◆ **TASK TO COMPLETE**:
Report, from the records below, every line where the word "glyph" appears.

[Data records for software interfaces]
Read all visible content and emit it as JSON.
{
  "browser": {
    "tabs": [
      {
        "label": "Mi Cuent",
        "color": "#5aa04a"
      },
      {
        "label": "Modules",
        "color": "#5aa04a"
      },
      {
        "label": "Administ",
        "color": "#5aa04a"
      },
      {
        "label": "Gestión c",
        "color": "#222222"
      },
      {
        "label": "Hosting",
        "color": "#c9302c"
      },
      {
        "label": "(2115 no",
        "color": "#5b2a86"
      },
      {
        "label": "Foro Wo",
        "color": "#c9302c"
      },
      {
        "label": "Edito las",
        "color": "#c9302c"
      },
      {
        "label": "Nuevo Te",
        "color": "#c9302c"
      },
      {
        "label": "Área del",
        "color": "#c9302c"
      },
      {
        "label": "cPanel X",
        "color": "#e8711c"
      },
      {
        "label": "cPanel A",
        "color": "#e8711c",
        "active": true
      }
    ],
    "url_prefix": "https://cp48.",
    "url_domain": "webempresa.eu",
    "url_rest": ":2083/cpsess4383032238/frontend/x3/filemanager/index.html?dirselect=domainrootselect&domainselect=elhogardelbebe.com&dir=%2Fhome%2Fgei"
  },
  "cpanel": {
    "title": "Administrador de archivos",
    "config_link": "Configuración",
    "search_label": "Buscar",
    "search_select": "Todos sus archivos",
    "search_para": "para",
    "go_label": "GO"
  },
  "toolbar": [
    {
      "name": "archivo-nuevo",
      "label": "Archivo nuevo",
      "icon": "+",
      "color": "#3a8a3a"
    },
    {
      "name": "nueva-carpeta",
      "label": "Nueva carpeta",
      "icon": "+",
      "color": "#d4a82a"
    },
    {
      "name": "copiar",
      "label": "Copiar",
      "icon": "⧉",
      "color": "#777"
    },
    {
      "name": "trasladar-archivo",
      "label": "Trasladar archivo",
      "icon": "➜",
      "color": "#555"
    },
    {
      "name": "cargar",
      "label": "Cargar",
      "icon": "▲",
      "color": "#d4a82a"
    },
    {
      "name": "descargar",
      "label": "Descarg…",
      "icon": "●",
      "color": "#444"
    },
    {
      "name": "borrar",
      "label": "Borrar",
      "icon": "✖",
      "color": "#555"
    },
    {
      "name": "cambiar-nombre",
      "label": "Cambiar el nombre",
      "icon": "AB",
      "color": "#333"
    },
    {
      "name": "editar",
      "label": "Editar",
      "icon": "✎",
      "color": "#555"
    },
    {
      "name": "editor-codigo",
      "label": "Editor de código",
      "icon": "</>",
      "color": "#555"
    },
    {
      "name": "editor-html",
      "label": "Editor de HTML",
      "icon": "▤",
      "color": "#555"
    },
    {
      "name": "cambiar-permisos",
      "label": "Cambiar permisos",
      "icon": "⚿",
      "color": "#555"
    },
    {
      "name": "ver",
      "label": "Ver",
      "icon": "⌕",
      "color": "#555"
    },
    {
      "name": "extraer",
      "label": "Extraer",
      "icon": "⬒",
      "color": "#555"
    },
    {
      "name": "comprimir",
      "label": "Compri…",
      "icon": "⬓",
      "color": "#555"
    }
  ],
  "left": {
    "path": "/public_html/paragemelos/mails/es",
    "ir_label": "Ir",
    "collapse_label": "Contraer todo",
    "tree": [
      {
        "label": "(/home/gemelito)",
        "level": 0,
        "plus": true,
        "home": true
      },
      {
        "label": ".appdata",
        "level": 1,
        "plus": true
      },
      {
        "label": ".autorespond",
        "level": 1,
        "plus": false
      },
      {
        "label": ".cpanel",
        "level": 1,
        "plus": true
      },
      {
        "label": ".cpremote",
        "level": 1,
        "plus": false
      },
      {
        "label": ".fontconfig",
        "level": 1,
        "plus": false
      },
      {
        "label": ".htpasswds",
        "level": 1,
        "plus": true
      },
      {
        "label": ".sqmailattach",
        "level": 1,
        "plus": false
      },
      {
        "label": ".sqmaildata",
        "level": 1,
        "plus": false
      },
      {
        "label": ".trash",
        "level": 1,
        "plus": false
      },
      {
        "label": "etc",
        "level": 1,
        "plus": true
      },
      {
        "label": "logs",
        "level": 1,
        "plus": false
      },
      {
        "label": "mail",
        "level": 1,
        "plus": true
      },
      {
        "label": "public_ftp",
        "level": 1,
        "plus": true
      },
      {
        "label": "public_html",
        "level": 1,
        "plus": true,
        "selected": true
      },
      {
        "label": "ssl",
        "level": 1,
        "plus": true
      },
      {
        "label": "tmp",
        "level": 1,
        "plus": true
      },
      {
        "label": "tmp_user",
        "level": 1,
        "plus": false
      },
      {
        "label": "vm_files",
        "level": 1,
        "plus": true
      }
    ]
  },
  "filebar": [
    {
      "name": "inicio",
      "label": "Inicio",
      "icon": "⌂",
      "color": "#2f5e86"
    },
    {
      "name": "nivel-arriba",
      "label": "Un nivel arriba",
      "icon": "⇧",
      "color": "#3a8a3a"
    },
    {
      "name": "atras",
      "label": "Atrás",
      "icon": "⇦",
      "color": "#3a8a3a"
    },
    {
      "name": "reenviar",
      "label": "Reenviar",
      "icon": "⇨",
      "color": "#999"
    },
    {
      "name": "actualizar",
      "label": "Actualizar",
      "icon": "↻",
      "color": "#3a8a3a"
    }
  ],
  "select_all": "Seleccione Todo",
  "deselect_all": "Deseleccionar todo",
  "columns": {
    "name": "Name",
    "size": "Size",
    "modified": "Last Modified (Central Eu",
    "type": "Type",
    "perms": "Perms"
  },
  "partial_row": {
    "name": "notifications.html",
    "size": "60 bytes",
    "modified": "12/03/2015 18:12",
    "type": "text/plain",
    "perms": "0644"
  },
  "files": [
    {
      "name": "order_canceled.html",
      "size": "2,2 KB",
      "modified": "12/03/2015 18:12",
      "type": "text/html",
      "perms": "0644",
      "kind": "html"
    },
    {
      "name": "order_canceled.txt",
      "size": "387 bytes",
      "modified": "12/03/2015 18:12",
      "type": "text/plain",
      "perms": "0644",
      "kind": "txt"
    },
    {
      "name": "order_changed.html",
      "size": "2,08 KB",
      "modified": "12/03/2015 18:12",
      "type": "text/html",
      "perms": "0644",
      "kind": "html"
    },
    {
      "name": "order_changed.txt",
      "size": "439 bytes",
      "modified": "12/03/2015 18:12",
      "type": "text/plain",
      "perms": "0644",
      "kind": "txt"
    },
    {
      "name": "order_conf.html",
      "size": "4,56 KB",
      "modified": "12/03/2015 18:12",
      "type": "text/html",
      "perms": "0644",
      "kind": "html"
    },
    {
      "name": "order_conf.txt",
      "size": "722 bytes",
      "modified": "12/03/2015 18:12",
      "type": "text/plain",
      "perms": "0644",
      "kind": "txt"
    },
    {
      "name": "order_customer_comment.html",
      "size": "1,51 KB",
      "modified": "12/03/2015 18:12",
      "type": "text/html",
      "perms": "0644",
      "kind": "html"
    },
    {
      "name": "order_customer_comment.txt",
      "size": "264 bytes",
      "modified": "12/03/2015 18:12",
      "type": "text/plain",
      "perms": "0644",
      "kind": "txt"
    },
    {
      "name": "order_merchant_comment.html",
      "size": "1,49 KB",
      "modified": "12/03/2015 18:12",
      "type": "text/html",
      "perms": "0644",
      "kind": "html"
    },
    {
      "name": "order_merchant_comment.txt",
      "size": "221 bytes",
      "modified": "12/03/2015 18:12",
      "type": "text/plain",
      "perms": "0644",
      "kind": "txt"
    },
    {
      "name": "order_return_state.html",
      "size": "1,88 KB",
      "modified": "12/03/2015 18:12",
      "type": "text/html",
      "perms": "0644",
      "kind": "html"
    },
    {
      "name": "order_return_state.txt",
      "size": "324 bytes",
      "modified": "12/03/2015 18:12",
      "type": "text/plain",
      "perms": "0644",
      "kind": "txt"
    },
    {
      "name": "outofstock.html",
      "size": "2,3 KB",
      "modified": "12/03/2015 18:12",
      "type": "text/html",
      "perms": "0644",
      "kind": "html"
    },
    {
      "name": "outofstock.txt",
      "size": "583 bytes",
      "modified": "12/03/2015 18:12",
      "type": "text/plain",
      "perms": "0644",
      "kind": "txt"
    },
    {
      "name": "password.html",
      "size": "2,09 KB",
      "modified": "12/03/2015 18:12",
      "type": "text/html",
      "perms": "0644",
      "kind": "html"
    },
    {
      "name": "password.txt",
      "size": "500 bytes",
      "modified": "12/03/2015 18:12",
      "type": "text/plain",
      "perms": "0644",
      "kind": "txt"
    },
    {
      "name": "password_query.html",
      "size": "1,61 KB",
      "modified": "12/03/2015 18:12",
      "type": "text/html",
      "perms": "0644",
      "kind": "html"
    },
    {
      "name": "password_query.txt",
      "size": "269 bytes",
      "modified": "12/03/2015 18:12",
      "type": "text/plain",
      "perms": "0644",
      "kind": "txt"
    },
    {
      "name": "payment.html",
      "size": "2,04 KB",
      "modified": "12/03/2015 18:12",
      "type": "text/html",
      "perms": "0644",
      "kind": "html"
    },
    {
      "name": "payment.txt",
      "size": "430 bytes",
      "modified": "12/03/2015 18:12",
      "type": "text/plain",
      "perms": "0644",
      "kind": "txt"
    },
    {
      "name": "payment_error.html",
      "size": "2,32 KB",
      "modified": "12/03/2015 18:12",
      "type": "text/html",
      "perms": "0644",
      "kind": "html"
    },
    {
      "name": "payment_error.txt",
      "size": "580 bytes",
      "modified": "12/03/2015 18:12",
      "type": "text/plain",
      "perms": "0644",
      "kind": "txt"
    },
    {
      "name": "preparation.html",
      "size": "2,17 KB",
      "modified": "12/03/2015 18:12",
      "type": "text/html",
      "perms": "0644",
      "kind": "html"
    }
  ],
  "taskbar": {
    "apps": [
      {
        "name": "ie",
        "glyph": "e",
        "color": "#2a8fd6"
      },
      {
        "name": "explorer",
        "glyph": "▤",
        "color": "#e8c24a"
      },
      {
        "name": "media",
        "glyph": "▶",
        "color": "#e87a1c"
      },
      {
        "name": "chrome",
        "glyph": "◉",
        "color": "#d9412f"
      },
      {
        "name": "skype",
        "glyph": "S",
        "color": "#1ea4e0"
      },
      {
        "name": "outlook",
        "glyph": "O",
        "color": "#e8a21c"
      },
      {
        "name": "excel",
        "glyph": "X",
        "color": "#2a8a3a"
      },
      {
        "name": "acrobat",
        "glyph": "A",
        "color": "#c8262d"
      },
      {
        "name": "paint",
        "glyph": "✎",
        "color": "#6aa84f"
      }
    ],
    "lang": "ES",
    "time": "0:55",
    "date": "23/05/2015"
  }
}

◆ **TASK ANSWER**:
        "glyph": "e",
        "glyph": "▤",
        "glyph": "▶",
        "glyph": "◉",
        "glyph": "S",
        "glyph": "O",
        "glyph": "X",
        "glyph": "A",
        "glyph": "✎",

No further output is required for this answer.